*ABOUT THIS EXERCISE*. Your answer must be every line of the data that contains "mínimo".

*EXCERPTED RECORDS*.
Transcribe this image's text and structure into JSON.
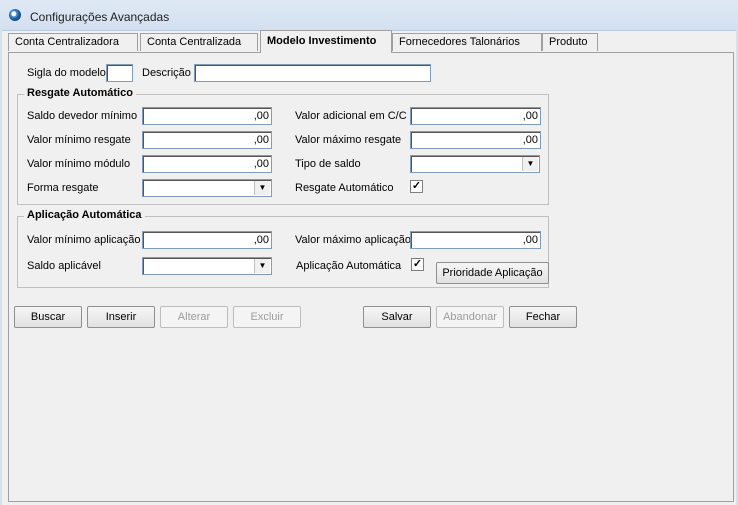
{
  "window": {
    "title": "Configurações Avançadas"
  },
  "tabs": [
    {
      "label": "Conta Centralizadora"
    },
    {
      "label": "Conta Centralizada"
    },
    {
      "label": "Modelo Investimento"
    },
    {
      "label": "Fornecedores Talonários"
    },
    {
      "label": "Produto"
    }
  ],
  "model": {
    "sigla_label": "Sigla do modelo",
    "sigla_value": "",
    "descricao_label": "Descrição",
    "descricao_value": ""
  },
  "resgate": {
    "title": "Resgate Automático",
    "saldo_devedor_label": "Saldo devedor mínimo",
    "saldo_devedor_value": ",00",
    "valor_adicional_label": "Valor adicional em C/C",
    "valor_adicional_value": ",00",
    "valor_min_resgate_label": "Valor mínimo resgate",
    "valor_min_resgate_value": ",00",
    "valor_max_resgate_label": "Valor máximo resgate",
    "valor_max_resgate_value": ",00",
    "valor_min_modulo_label": "Valor mínimo módulo",
    "valor_min_modulo_value": ",00",
    "tipo_saldo_label": "Tipo de saldo",
    "tipo_saldo_value": "",
    "forma_resgate_label": "Forma resgate",
    "forma_resgate_value": "",
    "auto_label": "Resgate Automático",
    "auto_checked": "✓"
  },
  "aplicacao": {
    "title": "Aplicação Automática",
    "valor_min_label": "Valor mínimo aplicação",
    "valor_min_value": ",00",
    "valor_max_label": "Valor máximo aplicação",
    "valor_max_value": ",00",
    "saldo_aplicavel_label": "Saldo aplicável",
    "saldo_aplicavel_value": "",
    "auto_label": "Aplicação Automática",
    "auto_checked": "✓",
    "prioridade_button": "Prioridade Aplicação"
  },
  "buttons": {
    "buscar": "Buscar",
    "inserir": "Inserir",
    "alterar": "Alterar",
    "excluir": "Excluir",
    "salvar": "Salvar",
    "abandonar": "Abandonar",
    "fechar": "Fechar"
  }
}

*RESPONSE TO THIS TASK*.
    "saldo_devedor_label": "Saldo devedor mínimo",
    "valor_min_resgate_label": "Valor mínimo resgate",
    "valor_min_modulo_label": "Valor mínimo módulo",
    "valor_min_label": "Valor mínimo aplicação",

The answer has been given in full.